Dataset entries:
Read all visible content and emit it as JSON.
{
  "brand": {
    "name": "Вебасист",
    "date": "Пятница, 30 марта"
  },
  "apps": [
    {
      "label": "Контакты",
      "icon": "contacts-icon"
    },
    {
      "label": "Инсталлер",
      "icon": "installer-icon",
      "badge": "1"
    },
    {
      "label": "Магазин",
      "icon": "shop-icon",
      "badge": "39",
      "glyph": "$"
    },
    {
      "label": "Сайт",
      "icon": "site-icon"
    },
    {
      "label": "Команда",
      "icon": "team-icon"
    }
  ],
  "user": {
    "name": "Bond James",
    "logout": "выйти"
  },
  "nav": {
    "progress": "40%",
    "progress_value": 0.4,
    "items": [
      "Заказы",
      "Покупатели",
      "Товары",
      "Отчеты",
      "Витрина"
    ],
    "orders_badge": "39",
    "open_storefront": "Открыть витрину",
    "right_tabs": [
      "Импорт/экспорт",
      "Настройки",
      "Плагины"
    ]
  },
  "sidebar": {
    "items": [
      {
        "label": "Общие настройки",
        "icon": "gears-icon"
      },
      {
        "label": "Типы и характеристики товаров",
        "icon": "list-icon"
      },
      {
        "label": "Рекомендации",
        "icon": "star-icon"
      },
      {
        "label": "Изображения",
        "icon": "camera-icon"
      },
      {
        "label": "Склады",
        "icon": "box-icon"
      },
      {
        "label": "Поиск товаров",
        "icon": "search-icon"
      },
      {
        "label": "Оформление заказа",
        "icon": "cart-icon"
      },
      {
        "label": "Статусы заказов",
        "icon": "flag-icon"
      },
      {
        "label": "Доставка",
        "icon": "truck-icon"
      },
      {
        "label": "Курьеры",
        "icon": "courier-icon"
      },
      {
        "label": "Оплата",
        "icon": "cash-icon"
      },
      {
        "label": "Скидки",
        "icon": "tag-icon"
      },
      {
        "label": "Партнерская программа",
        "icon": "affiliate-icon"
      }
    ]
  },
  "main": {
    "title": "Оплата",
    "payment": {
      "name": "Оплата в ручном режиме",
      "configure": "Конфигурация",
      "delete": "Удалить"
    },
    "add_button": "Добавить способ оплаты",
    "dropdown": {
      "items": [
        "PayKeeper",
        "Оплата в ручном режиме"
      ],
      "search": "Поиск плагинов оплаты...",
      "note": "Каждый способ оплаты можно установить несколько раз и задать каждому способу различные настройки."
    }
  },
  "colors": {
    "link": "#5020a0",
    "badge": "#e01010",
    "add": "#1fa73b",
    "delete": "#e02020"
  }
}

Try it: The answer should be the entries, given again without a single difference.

Reply:
Read all visible content and emit it as JSON.
{
  "brand": {
    "name": "Вебасист",
    "date": "Пятница, 30 марта"
  },
  "apps": [
    {
      "label": "Контакты",
      "icon": "contacts-icon"
    },
    {
      "label": "Инсталлер",
      "icon": "installer-icon",
      "badge": "1"
    },
    {
      "label": "Магазин",
      "icon": "shop-icon",
      "badge": "39",
      "glyph": "$"
    },
    {
      "label": "Сайт",
      "icon": "site-icon"
    },
    {
      "label": "Команда",
      "icon": "team-icon"
    }
  ],
  "user": {
    "name": "Bond James",
    "logout": "выйти"
  },
  "nav": {
    "progress": "40%",
    "progress_value": 0.4,
    "items": [
      "Заказы",
      "Покупатели",
      "Товары",
      "Отчеты",
      "Витрина"
    ],
    "orders_badge": "39",
    "open_storefront": "Открыть витрину",
    "right_tabs": [
      "Импорт/экспорт",
      "Настройки",
      "Плагины"
    ]
  },
  "sidebar": {
    "items": [
      {
        "label": "Общие настройки",
        "icon": "gears-icon"
      },
      {
        "label": "Типы и характеристики товаров",
        "icon": "list-icon"
      },
      {
        "label": "Рекомендации",
        "icon": "star-icon"
      },
      {
        "label": "Изображения",
        "icon": "camera-icon"
      },
      {
        "label": "Склады",
        "icon": "box-icon"
      },
      {
        "label": "Поиск товаров",
        "icon": "search-icon"
      },
      {
        "label": "Оформление заказа",
        "icon": "cart-icon"
      },
      {
        "label": "Статусы заказов",
        "icon": "flag-icon"
      },
      {
        "label": "Доставка",
        "icon": "truck-icon"
      },
      {
        "label": "Курьеры",
        "icon": "courier-icon"
      },
      {
        "label": "Оплата",
        "icon": "cash-icon"
      },
      {
        "label": "Скидки",
        "icon": "tag-icon"
      },
      {
        "label": "Партнерская программа",
        "icon": "affiliate-icon"
      }
    ]
  },
  "main": {
    "title": "Оплата",
    "payment": {
      "name": "Оплата в ручном режиме",
      "configure": "Конфигурация",
      "delete": "Удалить"
    },
    "add_button": "Добавить способ оплаты",
    "dropdown": {
      "items": [
        "PayKeeper",
        "Оплата в ручном режиме"
      ],
      "search": "Поиск плагинов оплаты...",
      "note": "Каждый способ оплаты можно установить несколько раз и задать каждому способу различные настройки."
    }
  },
  "colors": {
    "link": "#5020a0",
    "badge": "#e01010",
    "add": "#1fa73b",
    "delete": "#e02020"
  }
}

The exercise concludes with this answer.